- Task statement: Your job is to copy the data that follows exactly, every line included.

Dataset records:
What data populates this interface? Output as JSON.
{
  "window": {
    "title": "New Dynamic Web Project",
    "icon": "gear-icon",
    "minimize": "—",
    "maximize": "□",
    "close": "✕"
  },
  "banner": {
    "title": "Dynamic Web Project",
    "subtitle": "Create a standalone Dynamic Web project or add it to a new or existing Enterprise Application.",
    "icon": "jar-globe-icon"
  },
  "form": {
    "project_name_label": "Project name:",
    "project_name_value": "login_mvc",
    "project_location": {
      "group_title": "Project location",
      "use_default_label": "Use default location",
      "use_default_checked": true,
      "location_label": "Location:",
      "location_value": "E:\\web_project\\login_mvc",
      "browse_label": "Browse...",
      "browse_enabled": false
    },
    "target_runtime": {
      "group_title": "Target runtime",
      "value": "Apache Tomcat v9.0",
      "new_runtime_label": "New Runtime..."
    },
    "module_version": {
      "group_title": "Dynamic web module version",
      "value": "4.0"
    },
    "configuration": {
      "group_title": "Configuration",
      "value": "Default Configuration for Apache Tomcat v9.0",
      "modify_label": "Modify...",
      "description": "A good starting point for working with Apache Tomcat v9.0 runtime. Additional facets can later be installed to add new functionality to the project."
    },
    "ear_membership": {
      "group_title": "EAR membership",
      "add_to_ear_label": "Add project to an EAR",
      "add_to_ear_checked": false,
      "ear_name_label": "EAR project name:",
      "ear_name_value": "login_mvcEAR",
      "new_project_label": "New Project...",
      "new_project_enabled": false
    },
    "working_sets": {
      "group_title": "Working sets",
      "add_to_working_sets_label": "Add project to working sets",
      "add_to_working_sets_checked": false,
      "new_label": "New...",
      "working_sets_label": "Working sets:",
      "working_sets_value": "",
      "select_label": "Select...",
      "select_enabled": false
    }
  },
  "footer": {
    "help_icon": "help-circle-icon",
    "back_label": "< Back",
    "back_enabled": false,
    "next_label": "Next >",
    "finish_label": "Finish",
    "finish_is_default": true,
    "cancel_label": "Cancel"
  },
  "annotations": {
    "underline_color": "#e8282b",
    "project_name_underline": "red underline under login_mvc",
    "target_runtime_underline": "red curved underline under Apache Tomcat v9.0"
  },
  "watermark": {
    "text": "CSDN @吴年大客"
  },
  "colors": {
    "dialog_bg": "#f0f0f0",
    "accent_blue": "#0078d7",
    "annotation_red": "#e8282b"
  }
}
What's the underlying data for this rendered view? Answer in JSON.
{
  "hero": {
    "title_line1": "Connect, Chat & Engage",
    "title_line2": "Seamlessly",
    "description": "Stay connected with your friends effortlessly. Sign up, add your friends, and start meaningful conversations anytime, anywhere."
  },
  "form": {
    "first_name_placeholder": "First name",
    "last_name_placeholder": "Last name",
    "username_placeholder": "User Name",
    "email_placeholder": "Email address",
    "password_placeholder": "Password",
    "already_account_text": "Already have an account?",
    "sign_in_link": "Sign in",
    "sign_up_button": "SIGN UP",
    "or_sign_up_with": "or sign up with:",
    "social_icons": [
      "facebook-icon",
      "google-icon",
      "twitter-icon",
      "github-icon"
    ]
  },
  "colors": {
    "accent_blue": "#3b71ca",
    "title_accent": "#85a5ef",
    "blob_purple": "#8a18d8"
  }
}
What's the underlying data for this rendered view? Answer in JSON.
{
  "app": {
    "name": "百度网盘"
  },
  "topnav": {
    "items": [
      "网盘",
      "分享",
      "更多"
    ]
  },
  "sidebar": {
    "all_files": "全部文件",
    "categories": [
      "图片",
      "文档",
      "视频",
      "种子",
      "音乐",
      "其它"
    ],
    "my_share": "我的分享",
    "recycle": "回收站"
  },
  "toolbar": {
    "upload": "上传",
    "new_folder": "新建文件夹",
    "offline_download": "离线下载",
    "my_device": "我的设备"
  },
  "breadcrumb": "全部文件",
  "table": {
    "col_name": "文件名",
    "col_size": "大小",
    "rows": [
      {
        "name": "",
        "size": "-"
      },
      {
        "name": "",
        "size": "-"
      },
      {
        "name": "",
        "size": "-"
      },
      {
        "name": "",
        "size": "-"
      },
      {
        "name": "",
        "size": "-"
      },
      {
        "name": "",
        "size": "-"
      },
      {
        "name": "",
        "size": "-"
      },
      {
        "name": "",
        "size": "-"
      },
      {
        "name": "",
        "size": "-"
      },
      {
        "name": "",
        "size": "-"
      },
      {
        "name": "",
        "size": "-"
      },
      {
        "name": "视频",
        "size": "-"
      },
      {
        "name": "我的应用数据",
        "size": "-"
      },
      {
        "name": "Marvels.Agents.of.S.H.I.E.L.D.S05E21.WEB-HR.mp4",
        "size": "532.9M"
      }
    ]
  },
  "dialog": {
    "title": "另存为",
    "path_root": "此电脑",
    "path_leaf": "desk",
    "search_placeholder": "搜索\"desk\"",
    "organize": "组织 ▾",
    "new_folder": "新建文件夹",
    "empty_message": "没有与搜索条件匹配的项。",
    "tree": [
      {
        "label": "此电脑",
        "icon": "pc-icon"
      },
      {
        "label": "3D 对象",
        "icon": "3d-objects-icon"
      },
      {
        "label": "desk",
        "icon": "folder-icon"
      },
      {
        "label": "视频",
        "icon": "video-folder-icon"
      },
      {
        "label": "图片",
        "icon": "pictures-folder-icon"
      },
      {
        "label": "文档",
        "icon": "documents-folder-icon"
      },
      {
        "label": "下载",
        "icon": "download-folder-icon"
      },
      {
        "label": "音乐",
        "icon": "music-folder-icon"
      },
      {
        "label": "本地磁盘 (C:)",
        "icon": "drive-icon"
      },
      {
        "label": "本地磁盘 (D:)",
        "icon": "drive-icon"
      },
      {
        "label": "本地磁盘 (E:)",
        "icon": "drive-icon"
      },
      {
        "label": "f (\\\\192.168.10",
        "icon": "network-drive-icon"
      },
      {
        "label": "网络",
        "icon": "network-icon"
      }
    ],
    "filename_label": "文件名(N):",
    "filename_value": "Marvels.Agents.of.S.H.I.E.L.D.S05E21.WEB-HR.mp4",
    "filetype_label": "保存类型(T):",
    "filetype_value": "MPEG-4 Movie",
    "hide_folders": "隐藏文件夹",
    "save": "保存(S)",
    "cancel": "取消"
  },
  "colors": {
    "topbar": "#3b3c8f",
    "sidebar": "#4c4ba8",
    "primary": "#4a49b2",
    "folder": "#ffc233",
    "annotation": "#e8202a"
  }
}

- Exercise solution:
What data populates this interface? Output as JSON.
{
  "window": {
    "title": "New Dynamic Web Project",
    "icon": "gear-icon",
    "minimize": "—",
    "maximize": "□",
    "close": "✕"
  },
  "banner": {
    "title": "Dynamic Web Project",
    "subtitle": "Create a standalone Dynamic Web project or add it to a new or existing Enterprise Application.",
    "icon": "jar-globe-icon"
  },
  "form": {
    "project_name_label": "Project name:",
    "project_name_value": "login_mvc",
    "project_location": {
      "group_title": "Project location",
      "use_default_label": "Use default location",
      "use_default_checked": true,
      "location_label": "Location:",
      "location_value": "E:\\web_project\\login_mvc",
      "browse_label": "Browse...",
      "browse_enabled": false
    },
    "target_runtime": {
      "group_title": "Target runtime",
      "value": "Apache Tomcat v9.0",
      "new_runtime_label": "New Runtime..."
    },
    "module_version": {
      "group_title": "Dynamic web module version",
      "value": "4.0"
    },
    "configuration": {
      "group_title": "Configuration",
      "value": "Default Configuration for Apache Tomcat v9.0",
      "modify_label": "Modify...",
      "description": "A good starting point for working with Apache Tomcat v9.0 runtime. Additional facets can later be installed to add new functionality to the project."
    },
    "ear_membership": {
      "group_title": "EAR membership",
      "add_to_ear_label": "Add project to an EAR",
      "add_to_ear_checked": false,
      "ear_name_label": "EAR project name:",
      "ear_name_value": "login_mvcEAR",
      "new_project_label": "New Project...",
      "new_project_enabled": false
    },
    "working_sets": {
      "group_title": "Working sets",
      "add_to_working_sets_label": "Add project to working sets",
      "add_to_working_sets_checked": false,
      "new_label": "New...",
      "working_sets_label": "Working sets:",
      "working_sets_value": "",
      "select_label": "Select...",
      "select_enabled": false
    }
  },
  "footer": {
    "help_icon": "help-circle-icon",
    "back_label": "< Back",
    "back_enabled": false,
    "next_label": "Next >",
    "finish_label": "Finish",
    "finish_is_default": true,
    "cancel_label": "Cancel"
  },
  "annotations": {
    "underline_color": "#e8282b",
    "project_name_underline": "red underline under login_mvc",
    "target_runtime_underline": "red curved underline under Apache Tomcat v9.0"
  },
  "watermark": {
    "text": "CSDN @吴年大客"
  },
  "colors": {
    "dialog_bg": "#f0f0f0",
    "accent_blue": "#0078d7",
    "annotation_red": "#e8282b"
  }
}
What's the underlying data for this rendered view? Answer in JSON.
{
  "hero": {
    "title_line1": "Connect, Chat & Engage",
    "title_line2": "Seamlessly",
    "description": "Stay connected with your friends effortlessly. Sign up, add your friends, and start meaningful conversations anytime, anywhere."
  },
  "form": {
    "first_name_placeholder": "First name",
    "last_name_placeholder": "Last name",
    "username_placeholder": "User Name",
    "email_placeholder": "Email address",
    "password_placeholder": "Password",
    "already_account_text": "Already have an account?",
    "sign_in_link": "Sign in",
    "sign_up_button": "SIGN UP",
    "or_sign_up_with": "or sign up with:",
    "social_icons": [
      "facebook-icon",
      "google-icon",
      "twitter-icon",
      "github-icon"
    ]
  },
  "colors": {
    "accent_blue": "#3b71ca",
    "title_accent": "#85a5ef",
    "blob_purple": "#8a18d8"
  }
}
What's the underlying data for this rendered view? Answer in JSON.
{
  "app": {
    "name": "百度网盘"
  },
  "topnav": {
    "items": [
      "网盘",
      "分享",
      "更多"
    ]
  },
  "sidebar": {
    "all_files": "全部文件",
    "categories": [
      "图片",
      "文档",
      "视频",
      "种子",
      "音乐",
      "其它"
    ],
    "my_share": "我的分享",
    "recycle": "回收站"
  },
  "toolbar": {
    "upload": "上传",
    "new_folder": "新建文件夹",
    "offline_download": "离线下载",
    "my_device": "我的设备"
  },
  "breadcrumb": "全部文件",
  "table": {
    "col_name": "文件名",
    "col_size": "大小",
    "rows": [
      {
        "name": "",
        "size": "-"
      },
      {
        "name": "",
        "size": "-"
      },
      {
        "name": "",
        "size": "-"
      },
      {
        "name": "",
        "size": "-"
      },
      {
        "name": "",
        "size": "-"
      },
      {
        "name": "",
        "size": "-"
      },
      {
        "name": "",
        "size": "-"
      },
      {
        "name": "",
        "size": "-"
      },
      {
        "name": "",
        "size": "-"
      },
      {
        "name": "",
        "size": "-"
      },
      {
        "name": "",
        "size": "-"
      },
      {
        "name": "视频",
        "size": "-"
      },
      {
        "name": "我的应用数据",
        "size": "-"
      },
      {
        "name": "Marvels.Agents.of.S.H.I.E.L.D.S05E21.WEB-HR.mp4",
        "size": "532.9M"
      }
    ]
  },
  "dialog": {
    "title": "另存为",
    "path_root": "此电脑",
    "path_leaf": "desk",
    "search_placeholder": "搜索\"desk\"",
    "organize": "组织 ▾",
    "new_folder": "新建文件夹",
    "empty_message": "没有与搜索条件匹配的项。",
    "tree": [
      {
        "label": "此电脑",
        "icon": "pc-icon"
      },
      {
        "label": "3D 对象",
        "icon": "3d-objects-icon"
      },
      {
        "label": "desk",
        "icon": "folder-icon"
      },
      {
        "label": "视频",
        "icon": "video-folder-icon"
      },
      {
        "label": "图片",
        "icon": "pictures-folder-icon"
      },
      {
        "label": "文档",
        "icon": "documents-folder-icon"
      },
      {
        "label": "下载",
        "icon": "download-folder-icon"
      },
      {
        "label": "音乐",
        "icon": "music-folder-icon"
      },
      {
        "label": "本地磁盘 (C:)",
        "icon": "drive-icon"
      },
      {
        "label": "本地磁盘 (D:)",
        "icon": "drive-icon"
      },
      {
        "label": "本地磁盘 (E:)",
        "icon": "drive-icon"
      },
      {
        "label": "f (\\\\192.168.10",
        "icon": "network-drive-icon"
      },
      {
        "label": "网络",
        "icon": "network-icon"
      }
    ],
    "filename_label": "文件名(N):",
    "filename_value": "Marvels.Agents.of.S.H.I.E.L.D.S05E21.WEB-HR.mp4",
    "filetype_label": "保存类型(T):",
    "filetype_value": "MPEG-4 Movie",
    "hide_folders": "隐藏文件夹",
    "save": "保存(S)",
    "cancel": "取消"
  },
  "colors": {
    "topbar": "#3b3c8f",
    "sidebar": "#4c4ba8",
    "primary": "#4a49b2",
    "folder": "#ffc233",
    "annotation": "#e8202a"
  }
}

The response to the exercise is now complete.